Wal-Mart spokesman Dan Fogleman claims that "messages of pride and patriotism seen in the PSAs are a good fit with the company's values" (Ayalin, 28 Mar. 2005). That will be news to Wal-Mart workers, customers, and suppliers: "More than 80 percent of the 6,000 factories in Wal-Mart's worldwide database of suppliers are in China" (Peter S. Goodman and Philip P. Pan, "Chinese Workers Pay for Wal-Mart's Low Prices: Retailer Squeezes Its Asian Suppliers to Cut Costs," Washington Post 8 Feb. 2004, p. A1); and "more than 70 per cent of the commodities sold in Wal-Mart are made in China" (Jiang Jingjing/China Business Weekly, "Wal-Mart's China Inventory to Hit US$18b This Year," China Daily 29 Nov. 2004). Wal-Mart spent about $18 billion on imports from China last year, which accounts for roughly 12% of the US deficit with it (Jiang, 29 Nov. 2004). Patriotism and capitalism just don't mix, or rather in a match between the two, capitalism wins every time, trapping American and Chinese workers, as well as other Asian workers, in the "balance of financial terror" that "hinges on the willingness of foreign central banks to add to their Treasury portfolios to protect the value of their existing Treasuries" (Nouriel Roubini and Brad Setser, "Will the Bretton Woods 2 Regime Unravel Soon? The Risk of a Hard Landing in 2005-2006," February 2005, p. 33). The balance between Asian capital's dependence on the US consumer demand and the US economy's dependence on Asian central banks -- in which China is the pivotal player -- is precarious. China and the United States, teetering on the edges of financial precipices, may tumble together any time.
The precipice on which China teeters is a summit of credit and investment bubbles created by the undervaluing of its currency. The Chinese power elite's dependence on rapid export-led economic growth, necessary to absorb hundreds of millions of former peasants uprooted by restoration of capitalism in the country, has compelled them to resist appreciation of the renminbi. To prevent the renminbi from rising against the dollar, China's central bank has intervened to prop up the value of the dollar, accumulating vast dollar reserves (so have other foreign central banks whose national economies depend upon exports to the US market). "Growing [dollar] reserves -- barring offsetting actions by the central bank -- imply an expansion of the money supply and can fuel the excessive credit creation that gives rise to bad lending. . . . The current stock of non-performing loans in the financial system [of China] is officially estimated to be 40% of GDP, and could well be between 60% and 70% of GDP" (Roubini and Setser, p. 18). Central banks' interventions have "kept US Treasury interest rates lower than they otherwise would have been" (Roubini and Setser, p. 15), financing the enormous US budget and current account deficits at low costs but also leading to a mountain of credit and real estate bubbles, as Americans "borrow[ed] against the rising values of their homes to support their current consumption" (Roubini and Setser, p. 15) rather than vigorously demanding higher real wages and threatening the interest of the US power elite.

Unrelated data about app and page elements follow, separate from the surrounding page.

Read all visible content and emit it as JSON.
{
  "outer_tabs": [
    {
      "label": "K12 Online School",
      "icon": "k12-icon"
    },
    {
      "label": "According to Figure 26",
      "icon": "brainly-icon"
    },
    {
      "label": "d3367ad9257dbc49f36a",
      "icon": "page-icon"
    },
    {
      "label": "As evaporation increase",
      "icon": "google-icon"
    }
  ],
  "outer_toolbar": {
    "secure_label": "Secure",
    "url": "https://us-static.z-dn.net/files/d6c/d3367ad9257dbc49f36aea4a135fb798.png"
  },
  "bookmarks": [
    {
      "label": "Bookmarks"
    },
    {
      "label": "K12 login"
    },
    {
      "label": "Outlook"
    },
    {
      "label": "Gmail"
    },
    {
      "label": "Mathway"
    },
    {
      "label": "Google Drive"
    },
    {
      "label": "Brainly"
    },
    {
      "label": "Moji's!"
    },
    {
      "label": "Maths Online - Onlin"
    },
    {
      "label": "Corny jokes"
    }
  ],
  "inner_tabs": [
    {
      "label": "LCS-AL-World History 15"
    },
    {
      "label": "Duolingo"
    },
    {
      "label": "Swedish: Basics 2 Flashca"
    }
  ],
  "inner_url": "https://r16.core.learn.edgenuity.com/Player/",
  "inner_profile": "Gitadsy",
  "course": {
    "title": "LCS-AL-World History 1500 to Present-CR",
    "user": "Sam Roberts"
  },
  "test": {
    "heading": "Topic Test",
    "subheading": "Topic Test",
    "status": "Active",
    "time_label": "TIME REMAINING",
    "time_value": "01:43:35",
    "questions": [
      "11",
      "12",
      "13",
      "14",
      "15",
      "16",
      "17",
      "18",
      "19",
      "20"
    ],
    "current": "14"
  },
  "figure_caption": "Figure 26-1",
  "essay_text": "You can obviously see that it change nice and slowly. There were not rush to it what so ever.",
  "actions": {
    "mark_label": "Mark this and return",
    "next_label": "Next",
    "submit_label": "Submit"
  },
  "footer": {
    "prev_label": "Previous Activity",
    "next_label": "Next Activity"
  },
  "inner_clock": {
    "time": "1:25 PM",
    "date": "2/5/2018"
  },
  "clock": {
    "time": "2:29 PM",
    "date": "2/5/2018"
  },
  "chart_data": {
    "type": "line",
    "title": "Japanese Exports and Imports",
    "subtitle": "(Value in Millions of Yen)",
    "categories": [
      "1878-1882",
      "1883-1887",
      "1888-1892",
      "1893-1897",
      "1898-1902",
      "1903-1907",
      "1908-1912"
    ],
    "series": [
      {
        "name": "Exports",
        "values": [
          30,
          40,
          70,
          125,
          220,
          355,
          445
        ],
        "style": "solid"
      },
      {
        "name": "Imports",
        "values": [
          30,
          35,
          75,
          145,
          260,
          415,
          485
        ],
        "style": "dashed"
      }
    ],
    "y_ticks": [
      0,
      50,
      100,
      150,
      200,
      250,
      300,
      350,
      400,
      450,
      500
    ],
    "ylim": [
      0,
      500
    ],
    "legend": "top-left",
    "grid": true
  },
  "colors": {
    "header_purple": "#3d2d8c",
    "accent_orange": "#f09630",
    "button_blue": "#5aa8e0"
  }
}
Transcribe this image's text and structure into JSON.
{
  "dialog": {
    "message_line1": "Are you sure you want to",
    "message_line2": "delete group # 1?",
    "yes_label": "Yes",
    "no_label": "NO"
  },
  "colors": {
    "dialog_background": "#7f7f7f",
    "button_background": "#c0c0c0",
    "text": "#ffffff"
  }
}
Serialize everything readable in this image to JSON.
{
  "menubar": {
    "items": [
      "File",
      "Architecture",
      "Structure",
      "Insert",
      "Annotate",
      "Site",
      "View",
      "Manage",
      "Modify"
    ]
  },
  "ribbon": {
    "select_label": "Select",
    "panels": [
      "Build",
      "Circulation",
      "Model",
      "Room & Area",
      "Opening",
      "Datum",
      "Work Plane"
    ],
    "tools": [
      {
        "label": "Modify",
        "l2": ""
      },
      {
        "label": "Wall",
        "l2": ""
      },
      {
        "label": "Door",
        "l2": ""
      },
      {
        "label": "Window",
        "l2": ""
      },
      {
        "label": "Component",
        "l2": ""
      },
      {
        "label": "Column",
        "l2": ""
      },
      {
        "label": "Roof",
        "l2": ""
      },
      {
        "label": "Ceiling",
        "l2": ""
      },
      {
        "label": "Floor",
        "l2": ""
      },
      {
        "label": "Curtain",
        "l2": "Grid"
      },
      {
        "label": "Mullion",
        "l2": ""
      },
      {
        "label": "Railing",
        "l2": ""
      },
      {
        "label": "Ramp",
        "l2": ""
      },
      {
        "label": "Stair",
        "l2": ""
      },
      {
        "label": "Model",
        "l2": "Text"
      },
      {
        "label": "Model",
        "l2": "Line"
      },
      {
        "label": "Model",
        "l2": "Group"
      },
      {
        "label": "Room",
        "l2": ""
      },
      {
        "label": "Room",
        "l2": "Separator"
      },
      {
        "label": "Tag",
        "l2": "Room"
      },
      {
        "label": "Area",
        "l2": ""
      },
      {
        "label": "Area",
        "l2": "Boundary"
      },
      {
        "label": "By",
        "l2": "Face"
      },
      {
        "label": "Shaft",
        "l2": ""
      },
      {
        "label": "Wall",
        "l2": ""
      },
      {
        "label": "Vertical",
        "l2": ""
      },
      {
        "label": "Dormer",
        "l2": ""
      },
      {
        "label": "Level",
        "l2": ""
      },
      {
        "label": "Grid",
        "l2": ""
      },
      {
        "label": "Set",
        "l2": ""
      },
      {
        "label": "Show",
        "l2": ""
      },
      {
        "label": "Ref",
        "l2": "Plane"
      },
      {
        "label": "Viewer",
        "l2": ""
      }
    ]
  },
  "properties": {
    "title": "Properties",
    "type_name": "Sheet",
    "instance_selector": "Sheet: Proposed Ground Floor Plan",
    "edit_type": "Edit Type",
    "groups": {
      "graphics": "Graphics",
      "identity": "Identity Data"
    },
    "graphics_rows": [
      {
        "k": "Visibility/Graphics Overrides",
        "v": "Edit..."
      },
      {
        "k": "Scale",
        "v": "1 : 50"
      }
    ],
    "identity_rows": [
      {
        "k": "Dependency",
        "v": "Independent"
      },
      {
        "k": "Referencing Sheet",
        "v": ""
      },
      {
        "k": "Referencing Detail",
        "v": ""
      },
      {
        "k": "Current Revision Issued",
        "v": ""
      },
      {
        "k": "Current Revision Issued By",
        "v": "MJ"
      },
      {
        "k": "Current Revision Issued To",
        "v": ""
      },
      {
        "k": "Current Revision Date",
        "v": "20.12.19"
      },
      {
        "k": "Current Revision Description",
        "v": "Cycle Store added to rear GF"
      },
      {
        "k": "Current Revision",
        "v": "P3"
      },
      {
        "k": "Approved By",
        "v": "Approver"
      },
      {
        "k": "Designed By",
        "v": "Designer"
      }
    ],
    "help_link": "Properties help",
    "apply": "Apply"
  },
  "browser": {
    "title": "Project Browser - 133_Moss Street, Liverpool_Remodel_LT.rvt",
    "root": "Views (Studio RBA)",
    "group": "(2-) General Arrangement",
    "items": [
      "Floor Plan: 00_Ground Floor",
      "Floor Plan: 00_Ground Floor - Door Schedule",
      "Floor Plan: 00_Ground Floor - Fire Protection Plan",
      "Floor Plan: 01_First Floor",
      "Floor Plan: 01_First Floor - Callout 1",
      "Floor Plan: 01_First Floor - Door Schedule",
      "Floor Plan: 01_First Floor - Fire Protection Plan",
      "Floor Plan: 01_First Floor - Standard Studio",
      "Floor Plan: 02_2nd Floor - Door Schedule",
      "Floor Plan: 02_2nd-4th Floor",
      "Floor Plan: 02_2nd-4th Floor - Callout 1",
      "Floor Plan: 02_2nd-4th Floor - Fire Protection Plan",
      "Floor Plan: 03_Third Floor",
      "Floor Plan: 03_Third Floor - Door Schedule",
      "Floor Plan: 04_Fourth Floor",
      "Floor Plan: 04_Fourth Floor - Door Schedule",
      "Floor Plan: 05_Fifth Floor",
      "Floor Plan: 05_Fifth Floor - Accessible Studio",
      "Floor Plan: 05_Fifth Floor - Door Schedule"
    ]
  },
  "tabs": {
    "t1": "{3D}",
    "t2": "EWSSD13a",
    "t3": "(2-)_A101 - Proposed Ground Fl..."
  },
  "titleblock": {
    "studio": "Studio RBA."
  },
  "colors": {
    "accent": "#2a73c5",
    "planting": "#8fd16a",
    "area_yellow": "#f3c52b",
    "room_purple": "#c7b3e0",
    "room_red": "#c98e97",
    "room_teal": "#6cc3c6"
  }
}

The world of bubbles is a world in which Wal-Mart, as well as other multinational corporations, has thrived: (A) low-price goods produced by low-wage workers overseas, (B) sold and consumed by low-wage workers at home, (C) earn big profits protected by low taxes made possible by a big budget deficit. The ABC of multinational capitalism as it exists now, however, is all dependent on cheap credit at home and abroad. That's the weak link of the US Empire, locked in the economic policy of Mutual Assured Destruction with Asia, that even "the few, the proud, the Marines" would be powerless to defend.